### Your goal
Take each line in the entries below that holds "nghe" and show it.

### Source records
----------------------------------------
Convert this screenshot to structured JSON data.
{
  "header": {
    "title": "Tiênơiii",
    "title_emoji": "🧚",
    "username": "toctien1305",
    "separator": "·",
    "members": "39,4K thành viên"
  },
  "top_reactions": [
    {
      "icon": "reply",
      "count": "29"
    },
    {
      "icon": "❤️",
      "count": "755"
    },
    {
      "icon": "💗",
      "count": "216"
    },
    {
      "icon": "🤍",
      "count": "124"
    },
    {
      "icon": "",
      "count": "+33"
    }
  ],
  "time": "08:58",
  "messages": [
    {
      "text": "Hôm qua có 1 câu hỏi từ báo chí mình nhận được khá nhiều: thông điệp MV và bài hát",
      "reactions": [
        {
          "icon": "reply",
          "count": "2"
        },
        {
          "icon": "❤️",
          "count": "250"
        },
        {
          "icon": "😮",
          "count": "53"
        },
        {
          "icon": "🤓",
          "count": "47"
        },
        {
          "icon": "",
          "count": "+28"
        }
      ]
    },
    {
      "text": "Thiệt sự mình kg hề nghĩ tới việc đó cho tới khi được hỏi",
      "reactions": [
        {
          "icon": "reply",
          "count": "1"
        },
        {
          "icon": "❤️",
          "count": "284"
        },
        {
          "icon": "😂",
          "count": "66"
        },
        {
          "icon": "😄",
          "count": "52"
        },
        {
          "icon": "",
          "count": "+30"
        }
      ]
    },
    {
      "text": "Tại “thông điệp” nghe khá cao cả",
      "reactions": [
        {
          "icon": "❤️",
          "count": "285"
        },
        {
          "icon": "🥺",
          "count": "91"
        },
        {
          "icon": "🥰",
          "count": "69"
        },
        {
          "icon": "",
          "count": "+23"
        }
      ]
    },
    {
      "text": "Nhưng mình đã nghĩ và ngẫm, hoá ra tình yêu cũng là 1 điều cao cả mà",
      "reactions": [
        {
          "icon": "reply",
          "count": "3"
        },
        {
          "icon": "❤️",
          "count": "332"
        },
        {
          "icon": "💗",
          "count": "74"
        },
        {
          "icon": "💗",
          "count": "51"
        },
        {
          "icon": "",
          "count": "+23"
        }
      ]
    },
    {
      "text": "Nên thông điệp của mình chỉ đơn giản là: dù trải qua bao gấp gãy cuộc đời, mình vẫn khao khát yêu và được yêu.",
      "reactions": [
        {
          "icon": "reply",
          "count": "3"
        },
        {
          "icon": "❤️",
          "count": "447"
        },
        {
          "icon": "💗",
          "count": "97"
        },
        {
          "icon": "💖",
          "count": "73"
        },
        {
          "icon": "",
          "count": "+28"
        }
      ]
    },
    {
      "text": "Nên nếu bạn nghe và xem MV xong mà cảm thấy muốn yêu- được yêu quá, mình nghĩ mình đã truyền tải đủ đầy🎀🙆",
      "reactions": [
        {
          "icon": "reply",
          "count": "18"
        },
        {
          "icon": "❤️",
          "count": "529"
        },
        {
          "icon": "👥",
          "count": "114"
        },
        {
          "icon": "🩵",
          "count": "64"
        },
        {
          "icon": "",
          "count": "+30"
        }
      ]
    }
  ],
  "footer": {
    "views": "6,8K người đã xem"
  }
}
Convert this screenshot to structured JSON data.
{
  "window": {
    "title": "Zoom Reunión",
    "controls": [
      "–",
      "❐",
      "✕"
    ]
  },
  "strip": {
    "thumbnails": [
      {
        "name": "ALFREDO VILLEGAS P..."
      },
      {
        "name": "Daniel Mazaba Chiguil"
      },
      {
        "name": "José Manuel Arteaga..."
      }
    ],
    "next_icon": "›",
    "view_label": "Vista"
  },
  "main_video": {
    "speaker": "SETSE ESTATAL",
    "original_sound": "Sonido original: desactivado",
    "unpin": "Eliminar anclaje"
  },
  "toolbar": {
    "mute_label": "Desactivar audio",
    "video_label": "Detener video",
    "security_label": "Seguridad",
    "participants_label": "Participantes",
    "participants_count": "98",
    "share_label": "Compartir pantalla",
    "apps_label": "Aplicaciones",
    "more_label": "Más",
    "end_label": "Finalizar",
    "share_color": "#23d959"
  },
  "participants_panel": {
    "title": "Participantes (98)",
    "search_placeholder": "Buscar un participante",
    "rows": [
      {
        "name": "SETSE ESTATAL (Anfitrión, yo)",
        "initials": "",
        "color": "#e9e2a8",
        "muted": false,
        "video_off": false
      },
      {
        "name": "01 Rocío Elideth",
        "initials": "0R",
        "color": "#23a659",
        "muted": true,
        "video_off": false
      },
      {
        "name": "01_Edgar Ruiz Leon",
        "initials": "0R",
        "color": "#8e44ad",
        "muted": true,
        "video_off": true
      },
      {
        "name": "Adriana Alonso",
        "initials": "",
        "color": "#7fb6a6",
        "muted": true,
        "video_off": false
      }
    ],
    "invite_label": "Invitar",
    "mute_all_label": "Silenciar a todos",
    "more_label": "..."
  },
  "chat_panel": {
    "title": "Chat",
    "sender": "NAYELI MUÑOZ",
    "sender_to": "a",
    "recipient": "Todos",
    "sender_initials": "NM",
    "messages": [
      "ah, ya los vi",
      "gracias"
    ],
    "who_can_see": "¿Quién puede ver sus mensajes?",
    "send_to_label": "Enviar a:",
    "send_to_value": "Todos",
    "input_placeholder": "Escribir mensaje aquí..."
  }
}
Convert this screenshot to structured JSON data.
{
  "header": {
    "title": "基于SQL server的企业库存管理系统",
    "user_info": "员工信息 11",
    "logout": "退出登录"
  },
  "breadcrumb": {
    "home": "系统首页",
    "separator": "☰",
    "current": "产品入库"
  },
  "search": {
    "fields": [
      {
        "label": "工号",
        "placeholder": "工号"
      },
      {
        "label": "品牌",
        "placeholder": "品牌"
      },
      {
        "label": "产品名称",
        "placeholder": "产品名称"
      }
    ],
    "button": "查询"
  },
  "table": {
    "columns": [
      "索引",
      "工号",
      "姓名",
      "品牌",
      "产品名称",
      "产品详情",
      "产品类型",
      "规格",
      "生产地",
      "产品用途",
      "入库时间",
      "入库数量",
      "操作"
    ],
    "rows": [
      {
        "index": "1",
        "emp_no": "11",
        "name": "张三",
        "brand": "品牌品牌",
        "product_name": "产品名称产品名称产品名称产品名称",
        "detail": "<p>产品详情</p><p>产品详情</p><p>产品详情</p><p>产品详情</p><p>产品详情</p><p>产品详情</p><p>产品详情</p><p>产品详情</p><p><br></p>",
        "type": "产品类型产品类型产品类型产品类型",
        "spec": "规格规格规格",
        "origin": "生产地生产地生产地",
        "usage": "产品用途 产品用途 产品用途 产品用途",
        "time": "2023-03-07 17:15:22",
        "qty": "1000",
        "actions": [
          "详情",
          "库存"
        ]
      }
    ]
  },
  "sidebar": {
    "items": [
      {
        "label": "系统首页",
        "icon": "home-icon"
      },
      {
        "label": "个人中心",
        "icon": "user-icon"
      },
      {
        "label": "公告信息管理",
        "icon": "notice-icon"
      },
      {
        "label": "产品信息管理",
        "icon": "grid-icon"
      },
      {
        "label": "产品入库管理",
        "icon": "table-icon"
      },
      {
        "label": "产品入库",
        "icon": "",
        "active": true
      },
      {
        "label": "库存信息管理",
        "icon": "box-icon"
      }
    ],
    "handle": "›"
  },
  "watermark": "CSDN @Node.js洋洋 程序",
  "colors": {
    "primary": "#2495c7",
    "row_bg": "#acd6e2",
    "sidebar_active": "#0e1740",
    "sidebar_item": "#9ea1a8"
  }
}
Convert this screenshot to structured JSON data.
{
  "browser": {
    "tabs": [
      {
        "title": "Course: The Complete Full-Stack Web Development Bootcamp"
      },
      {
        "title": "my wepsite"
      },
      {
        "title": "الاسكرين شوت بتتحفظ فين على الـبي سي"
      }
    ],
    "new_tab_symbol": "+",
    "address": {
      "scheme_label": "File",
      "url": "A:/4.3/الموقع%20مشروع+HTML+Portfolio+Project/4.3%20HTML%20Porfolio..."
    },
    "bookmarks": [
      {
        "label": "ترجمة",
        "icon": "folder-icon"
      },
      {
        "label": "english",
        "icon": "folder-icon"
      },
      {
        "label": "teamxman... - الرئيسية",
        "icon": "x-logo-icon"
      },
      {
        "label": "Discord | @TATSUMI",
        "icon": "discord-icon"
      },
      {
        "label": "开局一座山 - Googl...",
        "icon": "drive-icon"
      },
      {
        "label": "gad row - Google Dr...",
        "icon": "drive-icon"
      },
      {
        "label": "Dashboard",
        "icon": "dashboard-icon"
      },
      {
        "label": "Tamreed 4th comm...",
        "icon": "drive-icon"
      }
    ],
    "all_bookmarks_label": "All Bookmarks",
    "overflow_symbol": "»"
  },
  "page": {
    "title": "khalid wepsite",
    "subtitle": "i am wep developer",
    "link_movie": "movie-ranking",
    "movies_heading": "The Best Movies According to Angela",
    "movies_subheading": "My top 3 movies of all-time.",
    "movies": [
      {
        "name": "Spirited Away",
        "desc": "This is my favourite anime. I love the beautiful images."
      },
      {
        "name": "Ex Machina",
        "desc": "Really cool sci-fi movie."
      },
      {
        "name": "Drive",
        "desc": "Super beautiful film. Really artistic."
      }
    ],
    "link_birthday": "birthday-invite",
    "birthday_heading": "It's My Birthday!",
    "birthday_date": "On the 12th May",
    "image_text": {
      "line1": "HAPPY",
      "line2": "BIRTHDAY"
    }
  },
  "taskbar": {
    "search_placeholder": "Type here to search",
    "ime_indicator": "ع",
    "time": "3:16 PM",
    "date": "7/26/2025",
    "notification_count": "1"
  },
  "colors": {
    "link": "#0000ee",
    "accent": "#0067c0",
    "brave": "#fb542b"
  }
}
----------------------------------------
### Task output
      "text": "Tại “thông điệp” nghe khá cao cả",
      "text": "Nên nếu bạn nghe và xem MV xong mà cảm thấy muốn yêu- được yêu quá, mình nghĩ mình đã truyền tải đủ đầy🎀🙆",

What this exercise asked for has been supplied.